©2019 Rachel Wong.

A journalist in training


Live on location in Deep Cove!

I landed an intern position at the CBC this past summer. The radio-focused internship lasted from May to August right here in Vancouver.


There are so many things that I can say about this 4-month, whirlwind experience. It was all at once magical, frightening, crazy, and stressful. But all the same, fulfilling. It taught me a lot about myself, about the industry, and really opened my eyes to what life would be like as a journalist.


A journalist.


This is something I'd wanted to call myself for years. I did a two and a half-year stint in student journalism, and followed that up with producing a radio show that I've looked after for the past year and a half. Marry those two experiences together and you have what I just did this past summer.


The learning curve was steep, and journalism slows down for no one. When the news breaks - as it often does - you don't have the time to take things slow or figure things out. You have one shot to get it done, and it needs to be done efficiently and accurately.


As a perfectionist, this was hard for me to grapple with.


On the job!

I wanted things to be done right. I wanted things to be done well. I wanted to take my time with things and make sure that everything was perfect.

It was hard for me to part with things and receive critique, especially after I thought I had poured my heart and soul into a piece. But over time, this is what I came to see: in the newsroom - and, by extension, in life - we have to just roll with it.


But the thing is, I've never been one to just "roll with it".


I guess you could also call me inflexible or rigid. I liked things done a certain way and was never particularly spontaneous. I'm a planner through and through - that's why I have a physical planner and an online calendar. I need to know that things can be done, and I want to make sure that I can deliver what is needed on time.


There were many screw-ups during my time at the CBC. People who killed the pre-interview conversation eventually flopped on air. I failed to give basic contact information to a guest that led to a off-air scramble to get a guest - all while I was at home asleep. My scripts were lame sometimes, I fumbled the mics, and sometimes no matter how hard I tried, I couldn't inform myself on an issue well enough.


And I hate letting people down through these screw-ups.


But life goes on. We roll with it.


Things change and plans change - my life, with all the planning in the world, could derail at any moment by any one thing. And sometimes I can't anticipate or plan for those things, but I just have to be ready to roll with it.


In the newsroom, I had to dump things or switch focuses at a moment's notice. The news doesn't really care how much research you've already done or how much you've put into your story already. But when you get that call to switch it up, you roll with it.
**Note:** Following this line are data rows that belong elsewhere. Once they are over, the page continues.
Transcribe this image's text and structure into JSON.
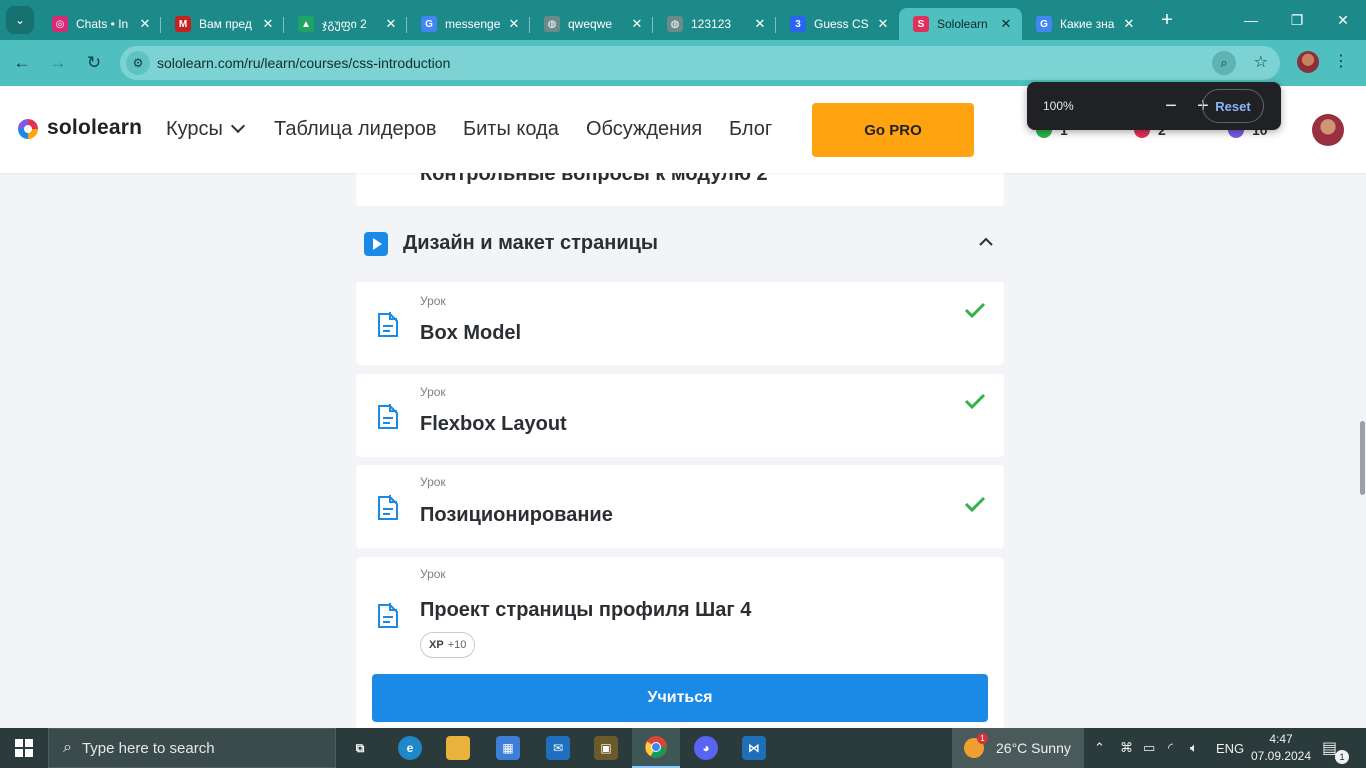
{
  "browser": {
    "tabs": [
      {
        "title": "Chats • In",
        "icon": "instagram-icon",
        "color": "#d62976",
        "glyph": "◎"
      },
      {
        "title": "Вам пред",
        "icon": "gmail-icon",
        "color": "#c5221f",
        "glyph": "M"
      },
      {
        "title": "ჯგუფი 2",
        "icon": "google-drive-icon",
        "color": "#1fa463",
        "glyph": "▲"
      },
      {
        "title": "messenge",
        "icon": "google-icon",
        "color": "#4285f4",
        "glyph": "G"
      },
      {
        "title": "qweqwe",
        "icon": "globe-icon",
        "color": "#6b8a8a",
        "glyph": "◍"
      },
      {
        "title": "123123",
        "icon": "globe-icon",
        "color": "#6b8a8a",
        "glyph": "◍"
      },
      {
        "title": "Guess CSS",
        "icon": "css-icon",
        "color": "#2965f1",
        "glyph": "3"
      },
      {
        "title": "Sololearn",
        "icon": "sololearn-icon",
        "color": "#e3305a",
        "glyph": "S"
      },
      {
        "title": "Какие зна",
        "icon": "google-icon",
        "color": "#4285f4",
        "glyph": "G"
      }
    ],
    "url": "sololearn.com/ru/learn/courses/css-introduction"
  },
  "zoom_popup": {
    "value": "100%",
    "minus": "−",
    "plus": "+",
    "reset": "Reset"
  },
  "header": {
    "logo": "sololearn",
    "nav": {
      "courses": "Курсы",
      "leaderboard": "Таблица лидеров",
      "code_bits": "Биты кода",
      "discussions": "Обсуждения",
      "blog": "Блог"
    },
    "go_pro": "Go PRO",
    "stats": [
      {
        "value": "1",
        "color": "#2fb34a"
      },
      {
        "value": "2",
        "color": "#e3305a"
      },
      {
        "value": "10",
        "color": "#7c5ce0"
      }
    ]
  },
  "content": {
    "prev_item_title": "Контрольные вопросы к модулю 2",
    "module_title": "Дизайн и макет страницы",
    "lessons": [
      {
        "kind": "Урок",
        "name": "Box Model",
        "completed": true
      },
      {
        "kind": "Урок",
        "name": "Flexbox Layout",
        "completed": true
      },
      {
        "kind": "Урок",
        "name": "Позиционирование",
        "completed": true
      },
      {
        "kind": "Урок",
        "name": "Проект страницы профиля Шаг 4",
        "completed": false,
        "xp_label": "XP",
        "xp_value": "+10"
      }
    ],
    "learn_button": "Учиться"
  },
  "taskbar": {
    "search_placeholder": "Type here to search",
    "weather": "26°C  Sunny",
    "weather_badge": "1",
    "language": "ENG",
    "time": "4:47",
    "date": "07.09.2024",
    "notifications": "1"
  },
  "colors": {
    "chrome_frame": "#1d8a8a",
    "chrome_toolbar": "#4fbfbf",
    "accent_blue": "#1a8ae6",
    "go_pro": "#ffa310",
    "check_green": "#2fb34a"
  }
}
We try really hard to structure our lives around safety and constants.


Live from Studio 1 at CBC Vancouver


I know that I definitely do I bank on safe things and tend to stay within the lines of my self-imposed comfort zone.


But I saw that once I tried to be a little more fearless, beautiful things could happen. I also saw that I wouldn't spontaneously combust.


Case in point - despite the fact that it seems like I can't shut up - one of the most difficult things about this job was going out to talk to people. I had to do that on a number of occasions and it freaked me out. I had two panic attacks the first time I got sent out with a mic and recorder.


But over time, I improved. I grew. I rolled with it.


So being a journalist for 4 months taught me a lot.


Of course there were the hard skills - better writing, better editing, how to use software and record better pieces that people would actually want to listen to.

But the lesson of just rolling with it and being okay with change was really brought to another level for me.


It challenged me to move beyond myself and try new things. To embrace spontaneity and not stress out over the ever inevitable change that will come with my life's path.


At the end of the day, I am extremely grateful for the opportunity that was given to me through SFU's Co-op program and the CBC's Gzowski Internship program.

To all the folks at SFU, at CBC Toronto and Vancouver, my fellow interns, and every single person who gave me a bit of their time to share their story with me - thank you so much.


And guess what? I got hired back on a casual basis. So I'll be kicking around, telling more stories and honing my skills even more. Who knows where this will lead?